● Directions for this task:
Where "rest" occurs in a line of the entries below, copy that line.

- - - -

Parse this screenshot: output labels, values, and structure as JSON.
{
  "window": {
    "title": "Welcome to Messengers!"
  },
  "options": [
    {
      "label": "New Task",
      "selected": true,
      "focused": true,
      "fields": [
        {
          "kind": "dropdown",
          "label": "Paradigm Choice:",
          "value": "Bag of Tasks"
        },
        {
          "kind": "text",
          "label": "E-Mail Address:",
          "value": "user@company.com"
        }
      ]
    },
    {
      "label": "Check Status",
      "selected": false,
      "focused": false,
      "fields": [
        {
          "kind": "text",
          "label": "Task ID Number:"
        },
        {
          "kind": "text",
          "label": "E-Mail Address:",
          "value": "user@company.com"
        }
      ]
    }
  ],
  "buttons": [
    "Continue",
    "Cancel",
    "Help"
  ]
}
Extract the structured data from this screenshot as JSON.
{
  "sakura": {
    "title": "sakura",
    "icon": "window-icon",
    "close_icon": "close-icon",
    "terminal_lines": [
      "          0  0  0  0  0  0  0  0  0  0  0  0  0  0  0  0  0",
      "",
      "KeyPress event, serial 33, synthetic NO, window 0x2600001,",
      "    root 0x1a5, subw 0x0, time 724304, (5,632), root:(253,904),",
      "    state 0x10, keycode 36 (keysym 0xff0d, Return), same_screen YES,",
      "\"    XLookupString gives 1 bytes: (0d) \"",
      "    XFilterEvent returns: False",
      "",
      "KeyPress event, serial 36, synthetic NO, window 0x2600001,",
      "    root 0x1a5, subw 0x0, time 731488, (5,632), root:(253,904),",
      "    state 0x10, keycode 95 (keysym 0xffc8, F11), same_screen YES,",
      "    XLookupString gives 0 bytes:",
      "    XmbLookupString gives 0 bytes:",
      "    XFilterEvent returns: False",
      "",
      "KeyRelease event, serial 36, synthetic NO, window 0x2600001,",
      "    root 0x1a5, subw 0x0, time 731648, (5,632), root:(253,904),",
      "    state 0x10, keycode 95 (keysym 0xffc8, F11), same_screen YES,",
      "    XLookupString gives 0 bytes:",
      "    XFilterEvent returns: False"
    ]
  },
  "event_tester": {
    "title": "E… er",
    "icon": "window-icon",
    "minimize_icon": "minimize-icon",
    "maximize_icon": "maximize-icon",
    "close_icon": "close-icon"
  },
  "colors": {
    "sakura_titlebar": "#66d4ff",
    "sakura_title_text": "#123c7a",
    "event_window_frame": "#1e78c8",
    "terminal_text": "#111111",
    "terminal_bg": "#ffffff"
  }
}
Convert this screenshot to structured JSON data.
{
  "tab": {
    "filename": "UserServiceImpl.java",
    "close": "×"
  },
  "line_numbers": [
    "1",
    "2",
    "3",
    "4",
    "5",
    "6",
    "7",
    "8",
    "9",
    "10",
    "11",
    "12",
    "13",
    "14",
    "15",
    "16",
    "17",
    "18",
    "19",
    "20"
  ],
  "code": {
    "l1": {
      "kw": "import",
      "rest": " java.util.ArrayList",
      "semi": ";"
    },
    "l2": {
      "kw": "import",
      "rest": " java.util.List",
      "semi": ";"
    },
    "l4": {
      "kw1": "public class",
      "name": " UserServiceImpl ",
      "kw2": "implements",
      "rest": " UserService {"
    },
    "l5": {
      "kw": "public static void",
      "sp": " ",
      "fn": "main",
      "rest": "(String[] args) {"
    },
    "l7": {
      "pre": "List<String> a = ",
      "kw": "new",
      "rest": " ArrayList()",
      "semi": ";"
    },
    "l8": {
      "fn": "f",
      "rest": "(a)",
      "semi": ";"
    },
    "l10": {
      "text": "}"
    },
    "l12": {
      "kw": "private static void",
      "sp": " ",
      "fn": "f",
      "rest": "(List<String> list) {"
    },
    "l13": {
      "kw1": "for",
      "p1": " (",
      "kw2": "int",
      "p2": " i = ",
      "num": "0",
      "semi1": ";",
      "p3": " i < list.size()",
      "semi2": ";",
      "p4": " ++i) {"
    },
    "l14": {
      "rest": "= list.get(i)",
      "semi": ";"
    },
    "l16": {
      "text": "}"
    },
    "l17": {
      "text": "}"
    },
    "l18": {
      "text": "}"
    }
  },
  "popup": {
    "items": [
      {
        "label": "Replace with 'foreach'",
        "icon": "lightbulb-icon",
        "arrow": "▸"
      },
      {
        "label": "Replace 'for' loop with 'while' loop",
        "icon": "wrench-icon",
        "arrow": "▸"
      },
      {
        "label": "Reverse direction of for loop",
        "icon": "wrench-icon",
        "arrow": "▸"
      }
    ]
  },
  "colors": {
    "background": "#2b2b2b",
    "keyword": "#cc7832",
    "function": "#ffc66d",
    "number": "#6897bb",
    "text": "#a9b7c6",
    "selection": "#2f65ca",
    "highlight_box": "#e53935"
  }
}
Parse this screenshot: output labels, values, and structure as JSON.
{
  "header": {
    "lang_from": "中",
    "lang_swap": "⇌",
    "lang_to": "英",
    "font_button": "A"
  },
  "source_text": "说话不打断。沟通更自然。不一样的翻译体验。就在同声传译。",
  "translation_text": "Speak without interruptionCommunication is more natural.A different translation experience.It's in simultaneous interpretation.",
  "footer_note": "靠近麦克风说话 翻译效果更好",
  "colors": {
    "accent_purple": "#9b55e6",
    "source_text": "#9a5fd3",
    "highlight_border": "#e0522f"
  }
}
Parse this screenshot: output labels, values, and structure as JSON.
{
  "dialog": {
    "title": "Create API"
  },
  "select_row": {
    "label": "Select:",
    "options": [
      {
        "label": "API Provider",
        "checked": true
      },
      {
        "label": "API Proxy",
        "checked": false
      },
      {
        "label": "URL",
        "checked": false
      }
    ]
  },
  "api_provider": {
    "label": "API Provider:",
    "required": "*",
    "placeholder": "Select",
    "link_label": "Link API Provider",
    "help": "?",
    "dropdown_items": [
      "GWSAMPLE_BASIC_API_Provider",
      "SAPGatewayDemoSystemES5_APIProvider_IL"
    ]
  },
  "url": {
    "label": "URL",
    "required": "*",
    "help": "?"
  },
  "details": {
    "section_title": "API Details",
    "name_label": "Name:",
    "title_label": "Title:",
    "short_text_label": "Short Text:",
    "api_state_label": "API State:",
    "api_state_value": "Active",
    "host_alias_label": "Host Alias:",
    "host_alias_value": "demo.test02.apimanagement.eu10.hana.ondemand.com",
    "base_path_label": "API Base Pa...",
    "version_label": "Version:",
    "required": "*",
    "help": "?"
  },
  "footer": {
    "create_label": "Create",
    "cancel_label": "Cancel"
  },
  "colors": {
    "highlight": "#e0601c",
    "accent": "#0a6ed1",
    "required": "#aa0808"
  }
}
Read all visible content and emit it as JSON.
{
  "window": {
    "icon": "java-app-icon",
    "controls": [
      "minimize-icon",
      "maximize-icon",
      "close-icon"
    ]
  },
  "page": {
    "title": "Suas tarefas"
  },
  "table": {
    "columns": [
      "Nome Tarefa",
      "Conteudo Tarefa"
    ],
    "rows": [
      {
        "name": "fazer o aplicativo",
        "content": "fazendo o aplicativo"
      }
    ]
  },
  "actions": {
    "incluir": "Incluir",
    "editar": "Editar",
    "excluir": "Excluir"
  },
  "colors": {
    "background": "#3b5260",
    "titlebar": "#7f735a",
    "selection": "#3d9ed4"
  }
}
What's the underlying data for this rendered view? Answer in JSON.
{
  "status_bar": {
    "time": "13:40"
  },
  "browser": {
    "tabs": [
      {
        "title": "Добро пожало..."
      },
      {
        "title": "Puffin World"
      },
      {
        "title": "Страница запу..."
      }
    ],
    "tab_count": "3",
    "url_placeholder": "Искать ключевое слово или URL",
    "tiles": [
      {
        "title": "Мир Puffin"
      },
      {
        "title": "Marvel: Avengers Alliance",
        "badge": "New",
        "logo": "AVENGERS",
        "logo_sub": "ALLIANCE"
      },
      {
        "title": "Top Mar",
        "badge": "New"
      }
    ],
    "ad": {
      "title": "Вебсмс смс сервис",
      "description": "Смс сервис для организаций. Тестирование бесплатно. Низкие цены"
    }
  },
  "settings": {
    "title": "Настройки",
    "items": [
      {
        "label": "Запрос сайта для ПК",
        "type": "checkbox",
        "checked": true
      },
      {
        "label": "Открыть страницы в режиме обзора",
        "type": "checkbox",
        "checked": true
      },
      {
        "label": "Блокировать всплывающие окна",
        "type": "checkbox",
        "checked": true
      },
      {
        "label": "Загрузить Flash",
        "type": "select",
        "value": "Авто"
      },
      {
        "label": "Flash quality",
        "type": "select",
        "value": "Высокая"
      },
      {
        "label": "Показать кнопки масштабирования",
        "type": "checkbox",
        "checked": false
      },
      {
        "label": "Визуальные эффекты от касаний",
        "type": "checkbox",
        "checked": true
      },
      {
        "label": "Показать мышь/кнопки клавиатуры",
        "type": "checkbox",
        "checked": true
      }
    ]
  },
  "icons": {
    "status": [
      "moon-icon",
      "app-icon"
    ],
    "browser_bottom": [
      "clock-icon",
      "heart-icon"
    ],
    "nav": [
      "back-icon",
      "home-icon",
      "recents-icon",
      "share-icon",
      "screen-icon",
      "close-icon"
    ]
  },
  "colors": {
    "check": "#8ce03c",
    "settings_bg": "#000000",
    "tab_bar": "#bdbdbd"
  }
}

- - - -

● Exercise response:
      "rest": " java.util.ArrayList",
      "rest": " java.util.List",
      "rest": " UserService {"
      "rest": "(String[] args) {"
      "rest": " ArrayList()",
      "rest": "(a)",
      "rest": "(List<String> list) {"
      "rest": "= list.get(i)",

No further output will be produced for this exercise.